++++ Provided records ++++
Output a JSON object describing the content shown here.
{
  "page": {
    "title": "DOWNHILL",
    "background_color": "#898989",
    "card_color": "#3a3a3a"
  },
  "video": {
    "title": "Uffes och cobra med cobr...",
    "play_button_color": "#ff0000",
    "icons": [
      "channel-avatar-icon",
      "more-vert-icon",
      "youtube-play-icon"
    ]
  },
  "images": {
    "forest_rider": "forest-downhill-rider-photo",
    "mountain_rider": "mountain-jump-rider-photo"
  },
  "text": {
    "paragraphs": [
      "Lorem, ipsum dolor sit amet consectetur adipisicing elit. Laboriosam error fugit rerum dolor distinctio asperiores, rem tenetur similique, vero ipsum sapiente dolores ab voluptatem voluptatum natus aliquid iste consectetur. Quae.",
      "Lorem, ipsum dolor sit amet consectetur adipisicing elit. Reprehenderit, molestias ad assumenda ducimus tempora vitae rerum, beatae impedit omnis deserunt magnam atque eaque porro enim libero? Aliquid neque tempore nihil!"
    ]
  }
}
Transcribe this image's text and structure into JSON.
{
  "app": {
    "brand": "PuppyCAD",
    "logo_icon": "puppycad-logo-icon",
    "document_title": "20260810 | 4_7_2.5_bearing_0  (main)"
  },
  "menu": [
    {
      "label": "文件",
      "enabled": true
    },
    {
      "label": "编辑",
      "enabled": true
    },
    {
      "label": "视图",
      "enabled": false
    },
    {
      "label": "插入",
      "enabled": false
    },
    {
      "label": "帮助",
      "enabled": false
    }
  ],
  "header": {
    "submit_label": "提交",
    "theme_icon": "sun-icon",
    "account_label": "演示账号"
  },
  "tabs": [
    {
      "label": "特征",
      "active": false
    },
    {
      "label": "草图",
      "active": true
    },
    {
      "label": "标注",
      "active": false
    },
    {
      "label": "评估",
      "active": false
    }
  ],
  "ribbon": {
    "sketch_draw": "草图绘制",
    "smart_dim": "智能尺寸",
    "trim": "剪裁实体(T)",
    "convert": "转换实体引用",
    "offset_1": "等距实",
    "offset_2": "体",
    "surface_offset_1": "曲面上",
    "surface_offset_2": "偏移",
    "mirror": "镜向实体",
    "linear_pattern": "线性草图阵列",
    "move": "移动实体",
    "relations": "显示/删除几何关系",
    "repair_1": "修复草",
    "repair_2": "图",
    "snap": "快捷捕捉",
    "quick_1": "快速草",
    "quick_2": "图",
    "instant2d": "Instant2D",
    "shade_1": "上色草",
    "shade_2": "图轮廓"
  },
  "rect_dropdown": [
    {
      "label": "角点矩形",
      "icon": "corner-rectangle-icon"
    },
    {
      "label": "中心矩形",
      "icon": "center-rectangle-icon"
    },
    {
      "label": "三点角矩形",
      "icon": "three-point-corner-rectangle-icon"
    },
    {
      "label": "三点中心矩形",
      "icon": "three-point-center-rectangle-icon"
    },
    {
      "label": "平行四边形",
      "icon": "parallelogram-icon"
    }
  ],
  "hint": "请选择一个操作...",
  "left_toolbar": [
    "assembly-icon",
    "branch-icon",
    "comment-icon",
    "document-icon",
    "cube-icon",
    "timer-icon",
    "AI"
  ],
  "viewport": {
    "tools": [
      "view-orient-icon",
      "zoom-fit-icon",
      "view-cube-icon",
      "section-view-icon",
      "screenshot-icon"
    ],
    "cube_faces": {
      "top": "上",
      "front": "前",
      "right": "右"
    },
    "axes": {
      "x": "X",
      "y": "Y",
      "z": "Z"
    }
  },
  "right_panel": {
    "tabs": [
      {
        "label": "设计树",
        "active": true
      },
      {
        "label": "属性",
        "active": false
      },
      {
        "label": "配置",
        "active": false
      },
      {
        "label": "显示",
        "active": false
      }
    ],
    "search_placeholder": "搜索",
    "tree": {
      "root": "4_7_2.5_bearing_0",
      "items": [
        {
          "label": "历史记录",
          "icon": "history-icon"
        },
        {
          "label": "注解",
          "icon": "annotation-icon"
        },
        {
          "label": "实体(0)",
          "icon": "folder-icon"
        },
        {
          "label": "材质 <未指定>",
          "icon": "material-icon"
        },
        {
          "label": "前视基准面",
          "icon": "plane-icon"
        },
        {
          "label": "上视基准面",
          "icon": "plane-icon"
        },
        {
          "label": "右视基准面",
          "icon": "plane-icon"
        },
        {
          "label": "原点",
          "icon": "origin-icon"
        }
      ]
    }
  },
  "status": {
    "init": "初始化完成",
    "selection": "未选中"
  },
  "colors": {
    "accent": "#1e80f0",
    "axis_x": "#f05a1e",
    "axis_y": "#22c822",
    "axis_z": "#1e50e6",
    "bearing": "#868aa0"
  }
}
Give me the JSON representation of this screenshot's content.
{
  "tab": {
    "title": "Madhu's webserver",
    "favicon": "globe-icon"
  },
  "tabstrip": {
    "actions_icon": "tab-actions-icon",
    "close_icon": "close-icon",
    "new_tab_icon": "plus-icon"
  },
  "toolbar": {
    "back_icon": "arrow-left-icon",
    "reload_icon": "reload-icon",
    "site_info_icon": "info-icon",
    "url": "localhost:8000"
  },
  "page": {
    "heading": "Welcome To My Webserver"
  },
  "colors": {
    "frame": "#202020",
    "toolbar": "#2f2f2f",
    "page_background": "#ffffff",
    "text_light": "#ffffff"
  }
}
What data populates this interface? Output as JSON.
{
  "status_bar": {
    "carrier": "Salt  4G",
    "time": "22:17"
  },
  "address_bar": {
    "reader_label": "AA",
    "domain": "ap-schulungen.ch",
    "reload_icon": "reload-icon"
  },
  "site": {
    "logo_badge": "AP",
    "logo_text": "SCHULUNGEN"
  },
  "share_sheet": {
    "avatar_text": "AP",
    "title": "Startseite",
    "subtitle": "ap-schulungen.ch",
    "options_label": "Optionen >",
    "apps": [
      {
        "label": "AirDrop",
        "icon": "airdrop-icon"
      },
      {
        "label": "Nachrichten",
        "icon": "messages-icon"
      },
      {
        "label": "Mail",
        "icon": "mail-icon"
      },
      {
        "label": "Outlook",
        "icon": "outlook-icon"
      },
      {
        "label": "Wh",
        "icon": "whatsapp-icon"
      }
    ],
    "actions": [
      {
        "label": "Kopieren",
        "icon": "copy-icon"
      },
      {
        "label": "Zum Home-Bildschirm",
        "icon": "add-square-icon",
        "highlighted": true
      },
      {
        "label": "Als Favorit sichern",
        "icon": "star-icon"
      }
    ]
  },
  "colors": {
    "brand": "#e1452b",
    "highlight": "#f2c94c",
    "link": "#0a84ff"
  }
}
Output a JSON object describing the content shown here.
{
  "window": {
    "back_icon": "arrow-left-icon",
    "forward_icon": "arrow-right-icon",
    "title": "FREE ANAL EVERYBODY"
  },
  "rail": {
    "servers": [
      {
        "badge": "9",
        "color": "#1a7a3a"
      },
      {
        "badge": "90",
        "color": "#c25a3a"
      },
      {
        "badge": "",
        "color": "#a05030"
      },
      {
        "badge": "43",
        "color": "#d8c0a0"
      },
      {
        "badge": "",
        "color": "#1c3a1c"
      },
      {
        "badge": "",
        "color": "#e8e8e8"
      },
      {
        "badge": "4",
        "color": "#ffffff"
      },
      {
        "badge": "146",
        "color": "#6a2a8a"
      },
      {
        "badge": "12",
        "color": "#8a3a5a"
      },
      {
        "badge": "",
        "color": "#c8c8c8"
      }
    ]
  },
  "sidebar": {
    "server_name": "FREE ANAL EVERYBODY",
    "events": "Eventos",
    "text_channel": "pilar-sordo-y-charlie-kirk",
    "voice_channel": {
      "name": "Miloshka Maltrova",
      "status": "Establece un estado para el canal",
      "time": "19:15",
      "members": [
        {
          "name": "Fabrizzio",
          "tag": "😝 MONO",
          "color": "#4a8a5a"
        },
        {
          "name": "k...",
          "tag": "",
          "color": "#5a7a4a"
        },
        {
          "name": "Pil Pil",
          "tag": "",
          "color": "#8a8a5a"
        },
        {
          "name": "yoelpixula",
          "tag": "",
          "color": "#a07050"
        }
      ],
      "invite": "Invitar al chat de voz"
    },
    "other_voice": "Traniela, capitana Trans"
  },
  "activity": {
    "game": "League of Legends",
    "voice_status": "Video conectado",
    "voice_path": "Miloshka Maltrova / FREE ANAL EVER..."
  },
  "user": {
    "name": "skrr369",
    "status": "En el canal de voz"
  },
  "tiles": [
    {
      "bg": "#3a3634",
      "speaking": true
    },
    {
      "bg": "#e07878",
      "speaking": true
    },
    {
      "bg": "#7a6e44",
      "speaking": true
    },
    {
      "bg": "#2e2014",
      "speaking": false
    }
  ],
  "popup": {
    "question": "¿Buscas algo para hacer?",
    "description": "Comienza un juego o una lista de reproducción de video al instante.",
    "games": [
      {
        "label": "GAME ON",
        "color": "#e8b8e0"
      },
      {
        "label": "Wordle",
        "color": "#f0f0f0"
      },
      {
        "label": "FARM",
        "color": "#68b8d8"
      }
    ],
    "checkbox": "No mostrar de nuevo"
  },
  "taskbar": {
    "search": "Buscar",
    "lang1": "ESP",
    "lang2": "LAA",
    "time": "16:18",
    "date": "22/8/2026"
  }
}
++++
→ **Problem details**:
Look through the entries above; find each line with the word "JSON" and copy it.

→ **Exercise output**:
Output a JSON object describing the content shown here.
Transcribe this image's text and structure into JSON.
Give me the JSON representation of this screenshot's content.
What data populates this interface? Output as JSON.
Output a JSON object describing the content shown here.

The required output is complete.